  • This is a good opportunity to explore how models are developed in science, and tested through the collection of observations and data. (Darwinian vs. Lamarck)
  • Contextualize evolution as the driver that produces adaptation  Explore genetic mutation, genes and chromosomes and highlight how these are involved in the mechanism of evolution
  • Ensure that students have the opportunity to consolidate learning through a student-centred activity e.g.

Learning activities

  • N.B. there is high risk of this topic turning into ‘talk & chalk’/lecture based. It is advisable to use activities which promote student involvement  Idea of adaptations via Darwin’s Finches (beak adaptations/changes in food patterns result in Chromosomal changes))
  • Blue frog inquiry card
  • Use classic ‘peppered moth’ (biston betularia) example to show how the environment can drive evolution of a relatively short time  Adaptation:Students design an organism for a hypothetical environment with conditions specified by teacher (Alabama Science)
  • Evolution: Wow Lab lego activity
  • Chromosomes: Extract DNA from a kiwi or similar
  • Opportunies/applications to provoke sense of awe and wonder;
    • venoms and anti-venom adpatation in predator and prey (e.g. http://goo.gl/NpyAvX )
    • bizarre parasitic adaptations (e.g. parasites influencing host behaviour!)
  • Tech Integration
  • Introduce technical objects that have been inspired by nature, an opportunity to explore how engineers design objects for an identified need
  • “Companies seeking breakthrough products tend to ignore the greatest invention machine in the universe:

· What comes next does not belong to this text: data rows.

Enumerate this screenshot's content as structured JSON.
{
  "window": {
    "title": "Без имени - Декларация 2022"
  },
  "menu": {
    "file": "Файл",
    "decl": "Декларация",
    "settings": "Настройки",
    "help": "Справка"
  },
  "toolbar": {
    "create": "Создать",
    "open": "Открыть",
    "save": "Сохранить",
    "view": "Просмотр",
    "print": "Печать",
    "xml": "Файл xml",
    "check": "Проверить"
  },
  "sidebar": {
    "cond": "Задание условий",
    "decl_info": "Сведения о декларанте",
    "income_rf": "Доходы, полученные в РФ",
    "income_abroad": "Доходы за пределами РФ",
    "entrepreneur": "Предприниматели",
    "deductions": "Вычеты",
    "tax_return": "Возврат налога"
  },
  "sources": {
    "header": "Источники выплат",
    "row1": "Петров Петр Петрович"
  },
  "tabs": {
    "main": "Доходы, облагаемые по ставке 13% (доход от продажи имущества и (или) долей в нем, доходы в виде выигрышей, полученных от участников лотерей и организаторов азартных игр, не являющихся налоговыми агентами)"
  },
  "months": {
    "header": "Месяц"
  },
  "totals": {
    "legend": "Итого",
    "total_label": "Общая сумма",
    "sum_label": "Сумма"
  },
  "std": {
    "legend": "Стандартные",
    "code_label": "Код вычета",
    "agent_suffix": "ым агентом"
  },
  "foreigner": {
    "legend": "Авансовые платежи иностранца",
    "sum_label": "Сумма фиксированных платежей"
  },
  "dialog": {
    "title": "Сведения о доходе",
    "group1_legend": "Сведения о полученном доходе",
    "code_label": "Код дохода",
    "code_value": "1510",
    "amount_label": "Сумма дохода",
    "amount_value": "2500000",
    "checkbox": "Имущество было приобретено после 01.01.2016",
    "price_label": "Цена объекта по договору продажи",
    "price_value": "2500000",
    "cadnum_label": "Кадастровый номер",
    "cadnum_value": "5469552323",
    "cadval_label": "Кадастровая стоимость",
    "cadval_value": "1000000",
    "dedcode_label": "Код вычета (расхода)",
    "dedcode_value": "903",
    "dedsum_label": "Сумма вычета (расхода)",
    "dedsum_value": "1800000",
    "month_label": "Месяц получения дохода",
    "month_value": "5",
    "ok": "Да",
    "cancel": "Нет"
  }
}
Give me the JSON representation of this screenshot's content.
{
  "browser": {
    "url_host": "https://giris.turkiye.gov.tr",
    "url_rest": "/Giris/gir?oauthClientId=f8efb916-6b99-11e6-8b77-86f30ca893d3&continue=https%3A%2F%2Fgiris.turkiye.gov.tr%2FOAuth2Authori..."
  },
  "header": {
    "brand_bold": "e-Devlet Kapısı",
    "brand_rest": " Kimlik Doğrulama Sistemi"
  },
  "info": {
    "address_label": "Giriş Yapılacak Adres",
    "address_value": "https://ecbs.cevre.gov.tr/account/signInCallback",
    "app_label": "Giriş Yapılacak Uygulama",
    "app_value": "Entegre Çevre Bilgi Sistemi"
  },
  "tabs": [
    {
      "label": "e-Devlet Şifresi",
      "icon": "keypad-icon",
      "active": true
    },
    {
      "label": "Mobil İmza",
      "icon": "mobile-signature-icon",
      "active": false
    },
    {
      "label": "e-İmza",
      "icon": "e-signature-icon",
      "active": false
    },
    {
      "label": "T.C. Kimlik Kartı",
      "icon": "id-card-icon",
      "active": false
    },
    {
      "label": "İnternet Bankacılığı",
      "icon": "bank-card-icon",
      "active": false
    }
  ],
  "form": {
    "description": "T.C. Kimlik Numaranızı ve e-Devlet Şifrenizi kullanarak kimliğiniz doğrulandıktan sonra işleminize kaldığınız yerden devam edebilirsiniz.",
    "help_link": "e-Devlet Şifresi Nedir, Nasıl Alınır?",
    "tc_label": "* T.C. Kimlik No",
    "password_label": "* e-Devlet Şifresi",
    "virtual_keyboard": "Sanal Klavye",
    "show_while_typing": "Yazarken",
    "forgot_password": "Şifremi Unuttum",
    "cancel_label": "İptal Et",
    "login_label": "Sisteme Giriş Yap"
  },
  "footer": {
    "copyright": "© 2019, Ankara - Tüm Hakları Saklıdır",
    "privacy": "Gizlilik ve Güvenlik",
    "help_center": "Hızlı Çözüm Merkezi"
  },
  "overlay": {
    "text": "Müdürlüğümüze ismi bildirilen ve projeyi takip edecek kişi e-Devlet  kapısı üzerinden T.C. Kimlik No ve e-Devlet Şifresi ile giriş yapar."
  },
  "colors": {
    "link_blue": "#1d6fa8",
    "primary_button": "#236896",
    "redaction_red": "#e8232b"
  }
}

  • life’s more than three-billion-year history of evolution by natural selection.” (Amelia Hennighausen)
  • e.g. velcro, gecko hair gloves,